- **PROBLEM REQUIREMENTS**: Where does the string "dartz" appear in the records? Copy each line that holds it.

Excerpts from an interface dataset

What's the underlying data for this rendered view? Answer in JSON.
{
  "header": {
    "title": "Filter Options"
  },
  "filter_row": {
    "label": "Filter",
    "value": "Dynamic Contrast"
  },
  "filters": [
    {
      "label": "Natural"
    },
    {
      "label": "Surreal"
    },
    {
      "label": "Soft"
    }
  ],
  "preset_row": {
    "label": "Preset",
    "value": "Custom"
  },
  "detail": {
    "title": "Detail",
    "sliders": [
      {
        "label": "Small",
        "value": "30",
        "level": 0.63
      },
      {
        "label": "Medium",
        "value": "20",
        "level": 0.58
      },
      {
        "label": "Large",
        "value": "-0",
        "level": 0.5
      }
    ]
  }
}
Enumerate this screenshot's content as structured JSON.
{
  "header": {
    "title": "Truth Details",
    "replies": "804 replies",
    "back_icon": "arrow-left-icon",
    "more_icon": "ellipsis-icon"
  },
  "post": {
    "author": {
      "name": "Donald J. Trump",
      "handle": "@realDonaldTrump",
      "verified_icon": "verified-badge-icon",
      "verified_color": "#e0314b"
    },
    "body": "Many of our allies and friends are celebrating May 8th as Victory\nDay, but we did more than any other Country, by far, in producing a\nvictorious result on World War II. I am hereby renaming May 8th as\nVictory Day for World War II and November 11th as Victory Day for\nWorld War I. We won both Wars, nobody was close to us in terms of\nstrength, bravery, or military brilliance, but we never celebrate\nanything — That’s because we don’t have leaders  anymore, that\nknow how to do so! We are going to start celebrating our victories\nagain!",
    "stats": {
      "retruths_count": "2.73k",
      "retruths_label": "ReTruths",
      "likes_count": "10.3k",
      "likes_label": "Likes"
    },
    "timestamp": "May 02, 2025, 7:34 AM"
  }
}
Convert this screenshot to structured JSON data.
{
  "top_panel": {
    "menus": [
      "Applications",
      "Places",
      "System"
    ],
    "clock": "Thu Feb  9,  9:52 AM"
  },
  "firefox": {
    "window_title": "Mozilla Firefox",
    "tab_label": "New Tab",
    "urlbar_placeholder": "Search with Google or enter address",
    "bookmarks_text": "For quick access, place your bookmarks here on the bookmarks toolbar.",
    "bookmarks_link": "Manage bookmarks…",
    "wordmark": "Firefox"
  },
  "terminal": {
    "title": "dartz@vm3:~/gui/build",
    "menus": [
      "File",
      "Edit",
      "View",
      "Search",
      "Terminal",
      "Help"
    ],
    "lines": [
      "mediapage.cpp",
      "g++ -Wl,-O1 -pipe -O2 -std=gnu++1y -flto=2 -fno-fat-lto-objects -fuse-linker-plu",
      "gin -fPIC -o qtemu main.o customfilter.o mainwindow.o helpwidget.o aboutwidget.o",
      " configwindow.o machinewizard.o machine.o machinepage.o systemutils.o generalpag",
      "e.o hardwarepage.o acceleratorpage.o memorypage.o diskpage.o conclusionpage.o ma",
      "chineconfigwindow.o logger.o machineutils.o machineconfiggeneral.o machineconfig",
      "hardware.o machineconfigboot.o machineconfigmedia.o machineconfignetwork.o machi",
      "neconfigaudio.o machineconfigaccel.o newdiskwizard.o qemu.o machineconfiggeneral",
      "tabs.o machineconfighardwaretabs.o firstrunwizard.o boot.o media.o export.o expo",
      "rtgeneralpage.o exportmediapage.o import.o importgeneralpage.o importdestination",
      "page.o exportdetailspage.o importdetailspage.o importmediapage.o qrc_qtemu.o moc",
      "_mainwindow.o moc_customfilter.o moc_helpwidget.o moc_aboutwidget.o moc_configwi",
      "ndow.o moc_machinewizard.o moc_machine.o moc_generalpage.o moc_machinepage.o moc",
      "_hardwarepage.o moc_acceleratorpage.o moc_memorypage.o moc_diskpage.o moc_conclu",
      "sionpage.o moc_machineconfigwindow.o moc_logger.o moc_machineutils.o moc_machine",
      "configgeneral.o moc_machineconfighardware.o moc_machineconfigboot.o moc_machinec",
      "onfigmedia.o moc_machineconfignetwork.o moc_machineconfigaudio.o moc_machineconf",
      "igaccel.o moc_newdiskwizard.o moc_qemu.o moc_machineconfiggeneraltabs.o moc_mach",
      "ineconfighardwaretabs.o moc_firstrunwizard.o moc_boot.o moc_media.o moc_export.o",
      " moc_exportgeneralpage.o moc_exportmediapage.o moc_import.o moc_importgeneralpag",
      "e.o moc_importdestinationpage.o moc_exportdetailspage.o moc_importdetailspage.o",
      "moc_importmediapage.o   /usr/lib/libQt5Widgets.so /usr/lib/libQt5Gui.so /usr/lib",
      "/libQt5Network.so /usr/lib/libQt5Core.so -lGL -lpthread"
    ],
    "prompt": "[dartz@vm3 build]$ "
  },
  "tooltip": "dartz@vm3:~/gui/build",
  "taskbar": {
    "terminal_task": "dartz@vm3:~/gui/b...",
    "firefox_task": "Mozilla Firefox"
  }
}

- **WRITTEN RESPONSE**:
    "title": "dartz@vm3:~/gui/build",
    "prompt": "[dartz@vm3 build]$ "
  "tooltip": "dartz@vm3:~/gui/build",
    "terminal_task": "dartz@vm3:~/gui/b...",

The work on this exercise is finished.